When placed into a larger historical context, his career and writing enable us to see important roles played by Chinese asparagus farmers in Southern California.
He began his farming career by experimenting, visiting other Chinese asparagus farms, and acquiring skills from other farmers.
Chinese asparagus farmers like Sam bought their farms during a period when Asians were not allowed to own land property California passed the Alien Land Act in 1913 that forbade Asian immigrants form owning or leasing land over three years.
13) Regardless of the restrictive Alien Land Act, the Chinese asparagus farmers aptly grasped the opportunity to purchase landed property when the land syndicate was eager to sell its holdings to anyone who had the money.
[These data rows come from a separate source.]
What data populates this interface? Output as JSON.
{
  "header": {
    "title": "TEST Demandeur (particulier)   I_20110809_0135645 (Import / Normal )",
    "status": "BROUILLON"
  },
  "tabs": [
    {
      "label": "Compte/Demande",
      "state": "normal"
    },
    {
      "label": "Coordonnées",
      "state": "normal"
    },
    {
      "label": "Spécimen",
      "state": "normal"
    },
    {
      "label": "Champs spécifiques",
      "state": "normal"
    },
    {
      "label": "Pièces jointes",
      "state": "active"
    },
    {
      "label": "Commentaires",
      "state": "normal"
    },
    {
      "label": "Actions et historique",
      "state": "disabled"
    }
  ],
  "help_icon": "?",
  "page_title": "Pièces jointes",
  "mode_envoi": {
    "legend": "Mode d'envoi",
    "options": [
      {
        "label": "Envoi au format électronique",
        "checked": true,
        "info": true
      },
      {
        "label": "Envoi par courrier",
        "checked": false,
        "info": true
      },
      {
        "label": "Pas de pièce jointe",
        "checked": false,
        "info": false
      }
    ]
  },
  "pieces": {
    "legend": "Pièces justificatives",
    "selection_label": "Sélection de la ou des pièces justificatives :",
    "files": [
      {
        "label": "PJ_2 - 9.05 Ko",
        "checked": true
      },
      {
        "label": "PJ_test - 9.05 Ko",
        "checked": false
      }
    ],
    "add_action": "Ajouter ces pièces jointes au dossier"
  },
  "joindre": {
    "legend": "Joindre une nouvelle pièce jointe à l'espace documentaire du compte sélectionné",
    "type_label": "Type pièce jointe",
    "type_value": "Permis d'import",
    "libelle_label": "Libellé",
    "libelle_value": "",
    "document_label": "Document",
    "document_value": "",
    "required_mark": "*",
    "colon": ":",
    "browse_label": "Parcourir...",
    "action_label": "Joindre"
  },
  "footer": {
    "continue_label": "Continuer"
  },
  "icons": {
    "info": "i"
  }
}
Two blocks away from the Chang's second farm was the farm owned by Hu Zhu, another Chinese asparagus farmer.
After the Chang family purchased the second farm, Sam became more involved in the affairs of the Chinese Asparagus Association of Southern California.
The Association was an important organization for Chinese asparagus farmers in Southern California as it promoted sales of members through its own marketing system.
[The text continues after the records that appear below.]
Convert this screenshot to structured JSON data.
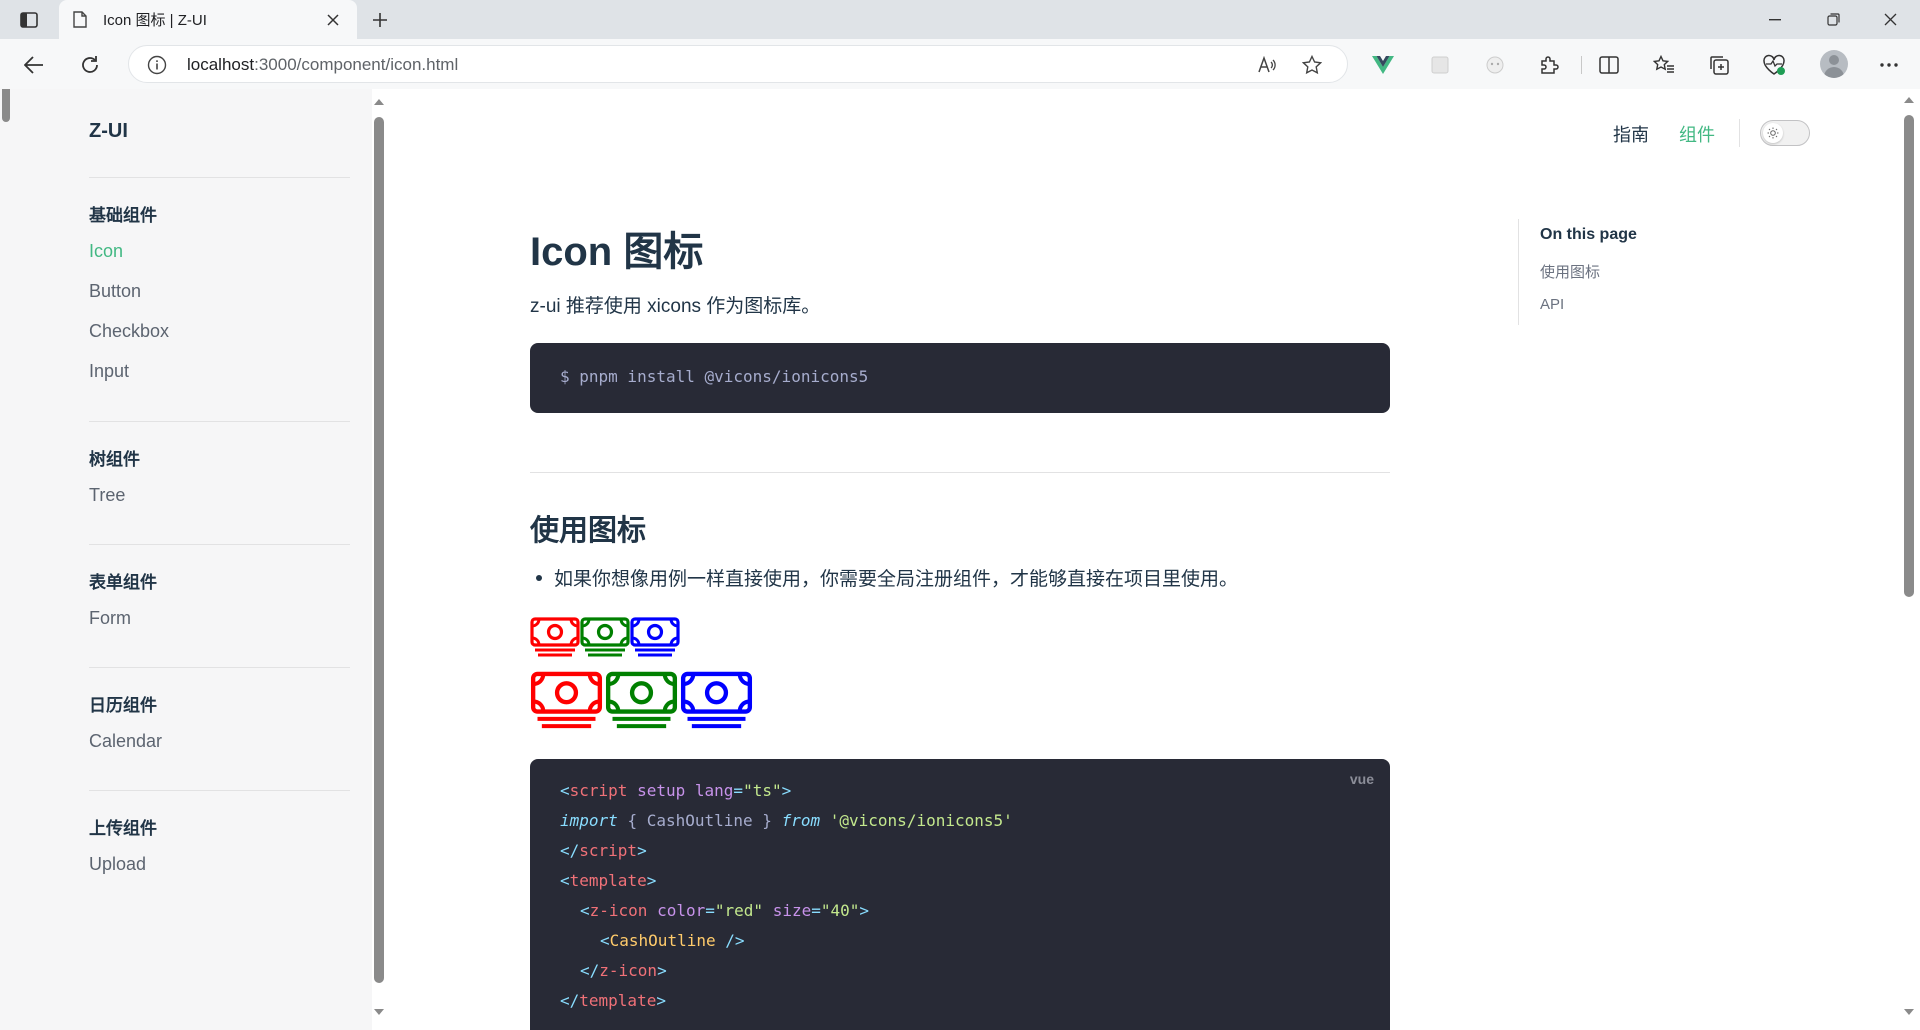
{
  "browser": {
    "tab_title": "Icon 图标 | Z-UI",
    "url_host": "localhost",
    "url_rest": ":3000/component/icon.html"
  },
  "sidebar": {
    "brand": "Z-UI",
    "groups": [
      {
        "title": "基础组件",
        "items": [
          "Icon",
          "Button",
          "Checkbox",
          "Input"
        ]
      },
      {
        "title": "树组件",
        "items": [
          "Tree"
        ]
      },
      {
        "title": "表单组件",
        "items": [
          "Form"
        ]
      },
      {
        "title": "日历组件",
        "items": [
          "Calendar"
        ]
      },
      {
        "title": "上传组件",
        "items": [
          "Upload"
        ]
      }
    ],
    "active_item": "Icon"
  },
  "topnav": {
    "guide": "指南",
    "components": "组件"
  },
  "colors": {
    "accent": "#42b883",
    "code_bg": "#282a36",
    "icon_red": "#ff0000",
    "icon_green": "#008000",
    "icon_blue": "#0000ff"
  },
  "main": {
    "title": "Icon 图标",
    "intro": "z-ui 推荐使用 xicons 作为图标库。",
    "install_cmd": "$ pnpm install @vicons/ionicons5",
    "section_title": "使用图标",
    "bullet": "如果你想像用例一样直接使用，你需要全局注册组件，才能够直接在项目里使用。",
    "code_lang": "vue",
    "code": {
      "l1_open": "<",
      "l1_tag": "script",
      "l1_attr1": "setup",
      "l1_attr2": "lang",
      "l1_eq": "=",
      "l1_val": "\"ts\"",
      "l1_close": ">",
      "l2_kw1": "import",
      "l2_mid": "{ CashOutline }",
      "l2_kw2": "from",
      "l2_str": "'@vicons/ionicons5'",
      "l3_open": "</",
      "l3_tag": "script",
      "l3_close": ">",
      "l4_open": "<",
      "l4_tag": "template",
      "l4_close": ">",
      "l5_open": "<",
      "l5_tag": "z-icon",
      "l5_attr1": "color",
      "l5_val1": "\"red\"",
      "l5_attr2": "size",
      "l5_val2": "\"40\"",
      "l5_close": ">",
      "l6_open": "<",
      "l6_tag": "CashOutline",
      "l6_close": "/>",
      "l7_open": "</",
      "l7_tag": "z-icon",
      "l7_close": ">",
      "l8_open": "</",
      "l8_tag": "template",
      "l8_close": ">"
    }
  },
  "toc": {
    "title": "On this page",
    "items": [
      "使用图标",
      "API"
    ]
  }
}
In his 1975 interview, Sam could still recall the names of his fellow Chinese asparagus farmers.
Based on Sam's record, the golden era of Chinese asparagus farming in Southern California was from 1915 to 1930.
All Chinese asparagus farmers have suffered losses this year since each case of asparagus sells five cents less than last year.
Chinese asparagus farmers mainly sell their products to the Ninth Street market.